Why are islands epicenters of biodiversity loss as well as hosts to fascinating evolutionary trends, such as insular giants and dwarfs, which are often threatened or already extinct?

Kalibasib, the world’s last captive tamaraw. Photograph courtesy Gab Meija

The evolutionary anomalies of island life are among the most spectacular phenomena in nature, yet islands contain a disproportionately higher amount of threatened and extinct biota compared to continents. In a project with colleagues from iDiv and other institutions we assessed how body size evolution in island mammals may have exacerbated their vulnerability, as well as how human arrival has contributed to their past and ongoing extinctions, by integrating data on 1231 extant and 350 extinct species from islands and paleo islands worldwide spanning the past 23 million years. We found that the likelihood of extinction and of endangerment are highest in the most extreme island dwarfs and giants. Extinction risk of insular mammals was compounded by the arrival of modern humans, which accelerated extinction rates more than 10-fold, resulting in an almost complete demise of these iconic marvels of island evolution. Check out our latest study!

Mounted skeleton of the extinct (Middle Pleistocene) Sicilian dwarf elephant Palaeoloxodon ex gr. P. falconeri at Museo Geologico ‘G. G. Gemmellaro’, Palermo, Sicily.

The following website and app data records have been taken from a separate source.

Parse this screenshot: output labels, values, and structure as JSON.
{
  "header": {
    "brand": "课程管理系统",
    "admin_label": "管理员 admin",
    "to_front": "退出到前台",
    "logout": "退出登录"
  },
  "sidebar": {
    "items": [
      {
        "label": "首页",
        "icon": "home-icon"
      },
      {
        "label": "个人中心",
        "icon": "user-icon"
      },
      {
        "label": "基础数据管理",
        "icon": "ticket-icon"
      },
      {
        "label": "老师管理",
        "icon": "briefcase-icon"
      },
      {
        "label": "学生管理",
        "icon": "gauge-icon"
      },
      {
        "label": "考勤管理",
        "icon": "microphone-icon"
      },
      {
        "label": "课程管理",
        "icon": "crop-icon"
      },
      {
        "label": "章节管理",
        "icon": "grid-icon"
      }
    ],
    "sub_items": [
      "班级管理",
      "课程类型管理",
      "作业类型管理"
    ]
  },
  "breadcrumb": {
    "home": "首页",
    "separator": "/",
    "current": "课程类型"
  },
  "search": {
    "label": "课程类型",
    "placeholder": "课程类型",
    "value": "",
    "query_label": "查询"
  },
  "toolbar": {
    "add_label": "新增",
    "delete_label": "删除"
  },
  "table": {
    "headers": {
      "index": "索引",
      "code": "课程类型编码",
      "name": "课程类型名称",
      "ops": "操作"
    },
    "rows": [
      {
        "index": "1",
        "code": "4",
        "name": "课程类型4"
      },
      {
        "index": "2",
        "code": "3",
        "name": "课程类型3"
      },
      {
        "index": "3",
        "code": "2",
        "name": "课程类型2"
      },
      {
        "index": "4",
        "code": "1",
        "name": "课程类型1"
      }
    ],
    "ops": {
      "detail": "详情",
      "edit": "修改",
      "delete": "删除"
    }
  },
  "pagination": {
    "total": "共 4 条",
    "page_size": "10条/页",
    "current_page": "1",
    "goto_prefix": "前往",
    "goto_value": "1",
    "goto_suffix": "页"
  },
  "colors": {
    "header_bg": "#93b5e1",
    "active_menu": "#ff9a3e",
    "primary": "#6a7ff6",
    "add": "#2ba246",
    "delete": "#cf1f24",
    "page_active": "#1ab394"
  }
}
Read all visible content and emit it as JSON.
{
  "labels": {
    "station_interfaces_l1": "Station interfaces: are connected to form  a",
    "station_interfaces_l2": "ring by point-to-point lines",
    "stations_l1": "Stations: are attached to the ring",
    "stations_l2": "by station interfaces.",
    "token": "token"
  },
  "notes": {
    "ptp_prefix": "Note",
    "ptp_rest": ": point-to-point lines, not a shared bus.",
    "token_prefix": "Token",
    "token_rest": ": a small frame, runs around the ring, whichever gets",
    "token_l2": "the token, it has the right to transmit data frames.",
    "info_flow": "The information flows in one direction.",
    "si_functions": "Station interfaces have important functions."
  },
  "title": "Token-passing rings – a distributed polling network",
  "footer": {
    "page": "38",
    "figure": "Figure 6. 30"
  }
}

The island syndrome in living and extinct bovids

Mouse-goats, ‘demons of the forest’, and other insular bovids are often reduced in size relative to their mainland counterparts and exhibit other peculiar traits. Why? 

Skulls of tamaraw (Bubalus mindorensis), a dwarf buffalo endemic to Mindoro island, highlighting different stages of ontogenetic development (Mammal Collection; Field Museum of Natural History, Chicago).

Bovids are intriguing elements of insular faunas and encompass phyletic dwarfs that occurred or are still living on islands located in different regions, from Southeast Asia to the Mediterranean. I have previously investigated their body size evolution and, in collaboration with other paleontologists, mammalogists and biogeographers, we are planning to continue to explore other fascinating traits exhibited by these animals.

Many threatened island mammals, including bovids, receive scarce conservation action because they are deemed ‘uncharismatic’ and fail to attract funding. Palaeontological studies have the potential to produce detailed information on the evolutionary history and uniqueness of these species and, thus, draw attention to their conservation value. In a recent study on the full collection of mammals from the Prague Zoo, the lowland anoa (Bubalus depressicornis) was ranked as one of the least attractive species. Sometimes referred to locally as Sulawesi’s ‘demon of the forest’, anoas never cease to inspire my research and, as a member of the IUCN SSC Asian Wild Cattle Specialist Group, I feel it is important to keep highlighting how beautiful and unique these dwarf buffaloes really are.

Lowland anoas (Bubalus depressicornis) at Antwerp Zoo. Photograph by belgianchocolate is licensed under CC BY 2.0

Lectotype of Duboisia santeng, an endemic boselaphin from the Early-Middle Pleistocene of Java. This antelope-like bovid is related to living Indian boselaphins, Boselaphus tragocamelus and Tetracerus quadricornis.